Let’s just imagine The Last Jedi never happened and go back to more simpler times, say 1977 A New Hope . . . ah that’s better.
Did Han-Solo shoot first? Did Greedo shoot first? Does it even matter?
The debate about whether or not Han-Solo shot first is to refer to George Lucas’ changes to the original Star Wars movie trilogy; more specifically a change to the A New Hope Special Edition, in the scene involving the characters Han Solo and Greedo in the cantina.
In the original version, after Han suggests that Jabba The Hutt would take the Millennium Falcon from him over his dead body, Greedo retorts, “That’s the idea. I’ve been looking forward to this moment for a long time.”
Han replies, “Yes, I bet you have” and proceeds to shoots Greedo under the table while Greedo is pointing a blaster at him. However, in the Special Edition, Greedo shoots at Han and misses, without explanation, from point-blank range, and then Han shoots him. The scene was later altered again to have Han and Greedo shooting at almost the same time (though Greedo still shoots first), with Han dodging out of the way of Greedo’s shot.
It is clear the changes were made to avoid the conclusion that Han was a murderer, not a tag one wants from the, eventual, scoundrel-hero. The central objection to the changes are that it weakens and compromises Han’s rebellious and ruthless nature.
Putting that aside, the generally accepted truth from fans of the franchise is that Han Solo kills Greedo in a bit of pre-emptive, badass self-defense. Everyone is right, right?
But is that legal?
To answer that question, we need look no further than the laws we accept in society for self-defense . . . whether this applies in a galaxy far-far away is impossible to know, yet for the sake of this argument lets assume that it is.
The answer lies within the 15 Criminal Law Consolidation Act 1935 (SA). A person is entitled to use such conduct as he or she genuinely believes is reasonable and necessary for a ‘defensive purpose’ (that is, in self-defence or in defence of another, or to prevent or end an unlawful imprisonment).
If someone charged with an offence, say Han was charged with murder, and he raises a defence under this section, it is taken to have been established unless the prosecution disproves the defence beyond reasonable doubt.
This will be a complete defence to an offence, including murder, as long as the force (no pun intended) used was, in the circumstances, as the defendant genuinely believed them to be, reasonably proportionate to the threat they genuinely believed to exist.
In other words, if Han genuinely believed he was about to be shot by Greedo and he shot first to defend himself, killing Greedo, then he was not guilty of murder. Evidence to suggest this was the case is that Greedo was pointing his blaster at Han during their conversation, they were within the cantina (where Obi-Wan Kenobi tells Luke “You will never find a more wretched hive of scum and villainy”) and Greedo intimates, by his words, that he is about to kill Han.

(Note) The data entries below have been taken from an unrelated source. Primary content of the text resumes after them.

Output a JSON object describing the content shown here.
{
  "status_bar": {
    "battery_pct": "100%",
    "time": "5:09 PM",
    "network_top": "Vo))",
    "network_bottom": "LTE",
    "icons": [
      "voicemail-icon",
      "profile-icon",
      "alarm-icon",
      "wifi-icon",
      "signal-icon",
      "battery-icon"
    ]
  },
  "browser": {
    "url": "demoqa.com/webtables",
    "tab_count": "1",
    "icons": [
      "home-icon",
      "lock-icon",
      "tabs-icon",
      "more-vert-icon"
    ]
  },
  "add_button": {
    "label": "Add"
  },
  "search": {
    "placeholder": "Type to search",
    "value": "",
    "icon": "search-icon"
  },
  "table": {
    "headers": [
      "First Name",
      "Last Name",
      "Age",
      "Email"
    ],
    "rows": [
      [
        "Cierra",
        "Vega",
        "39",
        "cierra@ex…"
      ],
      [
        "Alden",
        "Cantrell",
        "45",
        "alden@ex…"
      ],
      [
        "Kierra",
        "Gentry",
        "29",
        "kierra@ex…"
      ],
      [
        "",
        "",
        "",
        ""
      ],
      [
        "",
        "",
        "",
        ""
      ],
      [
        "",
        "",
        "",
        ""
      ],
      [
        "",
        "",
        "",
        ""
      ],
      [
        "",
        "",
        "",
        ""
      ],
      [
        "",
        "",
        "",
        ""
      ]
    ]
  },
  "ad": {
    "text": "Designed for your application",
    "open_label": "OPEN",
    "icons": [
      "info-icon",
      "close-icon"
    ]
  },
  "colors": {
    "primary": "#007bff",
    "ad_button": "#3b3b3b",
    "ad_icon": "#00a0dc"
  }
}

This would be a partial defence to murder, reducing the offence to manslaughter, if, despite the defendant believing his or her actions were necessary, the conduct was not reasonably proportionate to the threat that the defendant believed existed.
In other words, Han would not be guilty of murder but guilty of manslaughter if, despite believing that his actions were necessary, shooting Greedo was disproportionate to the actual threat Greedo posed. For example, if Greedo held a knife and not a blaster.
However, there is an exception to reasonable proportionality rule, in home invasions.
In the case of a home invasion acting for a defensive purpose or to defend property can be a complete defence to murder, even if the defendant’s conduct was not objectively reasonably proportionate to the perceived threat. What is required is that the defendant genuinely believed that the victim was committing or had just committed a home invasion.
So, in summary, it appears like Han Solo was perfectly justified in blasting Greedo in the cantina without criminal repercussions . . . that would be, of course, if he didn’t flee Tatooine like the audiences from a Last Jedi screening!